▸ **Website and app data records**
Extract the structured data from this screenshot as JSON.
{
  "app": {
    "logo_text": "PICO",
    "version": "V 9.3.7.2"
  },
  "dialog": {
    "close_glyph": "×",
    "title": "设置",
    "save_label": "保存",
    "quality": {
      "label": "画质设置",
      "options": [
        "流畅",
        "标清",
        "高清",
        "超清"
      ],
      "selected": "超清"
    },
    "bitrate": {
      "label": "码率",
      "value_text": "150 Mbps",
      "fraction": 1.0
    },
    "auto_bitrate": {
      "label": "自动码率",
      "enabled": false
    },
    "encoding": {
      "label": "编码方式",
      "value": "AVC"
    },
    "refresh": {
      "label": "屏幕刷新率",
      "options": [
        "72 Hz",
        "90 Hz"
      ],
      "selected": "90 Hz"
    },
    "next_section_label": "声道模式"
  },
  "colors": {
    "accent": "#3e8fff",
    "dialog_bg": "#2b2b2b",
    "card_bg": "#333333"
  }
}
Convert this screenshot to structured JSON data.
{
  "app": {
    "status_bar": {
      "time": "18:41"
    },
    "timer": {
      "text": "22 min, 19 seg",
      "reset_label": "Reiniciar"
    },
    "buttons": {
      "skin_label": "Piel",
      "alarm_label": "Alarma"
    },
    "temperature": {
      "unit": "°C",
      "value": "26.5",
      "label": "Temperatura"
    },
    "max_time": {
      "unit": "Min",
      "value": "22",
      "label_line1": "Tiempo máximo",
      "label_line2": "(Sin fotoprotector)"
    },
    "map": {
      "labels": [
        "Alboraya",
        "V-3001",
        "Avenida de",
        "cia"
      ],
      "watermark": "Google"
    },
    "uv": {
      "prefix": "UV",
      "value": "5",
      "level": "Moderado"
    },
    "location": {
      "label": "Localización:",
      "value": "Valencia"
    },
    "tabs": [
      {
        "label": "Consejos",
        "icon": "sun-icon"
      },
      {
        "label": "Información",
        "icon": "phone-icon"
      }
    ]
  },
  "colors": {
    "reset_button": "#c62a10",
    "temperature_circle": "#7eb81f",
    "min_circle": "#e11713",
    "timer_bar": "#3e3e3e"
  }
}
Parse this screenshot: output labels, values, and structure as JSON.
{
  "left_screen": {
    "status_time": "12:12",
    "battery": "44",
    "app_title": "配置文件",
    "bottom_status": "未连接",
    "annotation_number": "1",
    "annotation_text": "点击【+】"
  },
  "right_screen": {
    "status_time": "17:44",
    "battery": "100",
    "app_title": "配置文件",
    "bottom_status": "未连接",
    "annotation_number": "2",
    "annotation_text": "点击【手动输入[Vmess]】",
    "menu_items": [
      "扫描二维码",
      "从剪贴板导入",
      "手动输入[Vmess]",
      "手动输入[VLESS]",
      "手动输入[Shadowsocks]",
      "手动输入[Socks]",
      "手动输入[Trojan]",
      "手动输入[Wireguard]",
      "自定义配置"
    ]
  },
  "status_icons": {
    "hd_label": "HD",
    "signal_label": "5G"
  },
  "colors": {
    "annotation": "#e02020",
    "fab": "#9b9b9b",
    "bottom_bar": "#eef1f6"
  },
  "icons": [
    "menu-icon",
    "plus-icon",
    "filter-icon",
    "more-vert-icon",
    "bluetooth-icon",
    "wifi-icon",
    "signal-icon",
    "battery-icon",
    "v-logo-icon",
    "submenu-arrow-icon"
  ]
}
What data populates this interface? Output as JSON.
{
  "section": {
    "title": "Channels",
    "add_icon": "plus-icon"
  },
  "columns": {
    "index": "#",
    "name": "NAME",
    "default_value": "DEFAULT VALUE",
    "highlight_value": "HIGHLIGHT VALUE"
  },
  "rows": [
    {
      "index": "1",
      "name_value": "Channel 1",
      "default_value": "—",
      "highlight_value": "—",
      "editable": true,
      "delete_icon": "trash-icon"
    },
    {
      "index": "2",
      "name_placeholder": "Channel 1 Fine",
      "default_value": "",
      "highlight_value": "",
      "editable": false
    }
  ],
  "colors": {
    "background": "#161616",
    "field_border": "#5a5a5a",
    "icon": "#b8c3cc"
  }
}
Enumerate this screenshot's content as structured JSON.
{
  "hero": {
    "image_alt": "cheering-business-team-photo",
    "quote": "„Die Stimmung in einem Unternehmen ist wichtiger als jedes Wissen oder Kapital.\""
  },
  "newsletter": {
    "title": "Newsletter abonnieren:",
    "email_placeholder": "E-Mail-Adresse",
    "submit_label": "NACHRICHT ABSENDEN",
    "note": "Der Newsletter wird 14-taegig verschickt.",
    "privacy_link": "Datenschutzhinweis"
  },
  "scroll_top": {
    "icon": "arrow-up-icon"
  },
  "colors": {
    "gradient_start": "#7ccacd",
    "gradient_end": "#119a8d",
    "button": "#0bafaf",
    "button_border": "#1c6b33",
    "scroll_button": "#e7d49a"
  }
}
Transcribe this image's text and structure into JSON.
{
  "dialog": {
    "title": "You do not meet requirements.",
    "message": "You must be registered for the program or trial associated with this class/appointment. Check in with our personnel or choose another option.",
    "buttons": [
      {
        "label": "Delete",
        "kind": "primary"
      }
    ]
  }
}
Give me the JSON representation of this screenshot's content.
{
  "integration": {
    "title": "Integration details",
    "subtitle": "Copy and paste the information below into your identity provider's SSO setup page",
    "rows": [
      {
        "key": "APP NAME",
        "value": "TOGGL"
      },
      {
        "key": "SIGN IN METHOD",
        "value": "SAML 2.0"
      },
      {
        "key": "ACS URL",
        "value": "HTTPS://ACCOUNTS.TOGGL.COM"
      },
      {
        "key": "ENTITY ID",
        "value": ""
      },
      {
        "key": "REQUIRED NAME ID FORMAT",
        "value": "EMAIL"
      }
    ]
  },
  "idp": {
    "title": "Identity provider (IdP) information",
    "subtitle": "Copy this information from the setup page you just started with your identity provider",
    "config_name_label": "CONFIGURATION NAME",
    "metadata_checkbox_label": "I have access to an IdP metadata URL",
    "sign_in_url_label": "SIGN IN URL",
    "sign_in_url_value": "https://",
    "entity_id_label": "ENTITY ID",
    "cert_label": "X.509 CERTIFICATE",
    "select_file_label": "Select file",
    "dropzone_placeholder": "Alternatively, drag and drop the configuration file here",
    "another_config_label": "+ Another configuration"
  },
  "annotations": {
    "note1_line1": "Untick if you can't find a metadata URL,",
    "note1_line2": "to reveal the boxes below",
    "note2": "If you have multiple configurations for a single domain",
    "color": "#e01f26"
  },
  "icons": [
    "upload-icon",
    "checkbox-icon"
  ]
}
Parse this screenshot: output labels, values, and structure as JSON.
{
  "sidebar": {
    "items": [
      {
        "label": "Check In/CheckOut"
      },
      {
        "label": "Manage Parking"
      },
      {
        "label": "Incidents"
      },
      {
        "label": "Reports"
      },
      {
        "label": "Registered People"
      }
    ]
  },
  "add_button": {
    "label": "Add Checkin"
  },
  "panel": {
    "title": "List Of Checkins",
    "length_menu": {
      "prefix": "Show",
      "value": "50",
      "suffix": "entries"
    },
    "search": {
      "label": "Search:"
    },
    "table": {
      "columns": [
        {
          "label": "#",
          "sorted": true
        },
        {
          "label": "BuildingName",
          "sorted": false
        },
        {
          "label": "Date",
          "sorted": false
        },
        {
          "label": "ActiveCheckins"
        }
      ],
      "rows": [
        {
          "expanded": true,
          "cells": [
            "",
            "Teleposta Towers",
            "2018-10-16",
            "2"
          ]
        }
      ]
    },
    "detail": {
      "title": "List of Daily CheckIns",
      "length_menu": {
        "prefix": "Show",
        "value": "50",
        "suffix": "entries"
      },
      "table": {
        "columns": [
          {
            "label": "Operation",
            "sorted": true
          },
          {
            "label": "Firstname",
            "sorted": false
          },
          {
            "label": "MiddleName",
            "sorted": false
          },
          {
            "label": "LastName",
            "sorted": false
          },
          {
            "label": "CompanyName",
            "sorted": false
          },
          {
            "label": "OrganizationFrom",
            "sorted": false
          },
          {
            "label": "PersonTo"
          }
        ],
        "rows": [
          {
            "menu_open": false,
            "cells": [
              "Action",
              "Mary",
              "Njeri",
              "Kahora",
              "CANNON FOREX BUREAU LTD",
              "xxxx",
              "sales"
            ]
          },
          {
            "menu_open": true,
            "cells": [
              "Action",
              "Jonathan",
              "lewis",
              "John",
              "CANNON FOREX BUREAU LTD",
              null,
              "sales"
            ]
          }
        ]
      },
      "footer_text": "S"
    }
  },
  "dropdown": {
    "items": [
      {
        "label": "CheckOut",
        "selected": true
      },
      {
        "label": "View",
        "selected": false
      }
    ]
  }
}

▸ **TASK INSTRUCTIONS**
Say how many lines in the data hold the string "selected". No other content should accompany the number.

▸ **ANSWER TO THIS EXERCISE**
4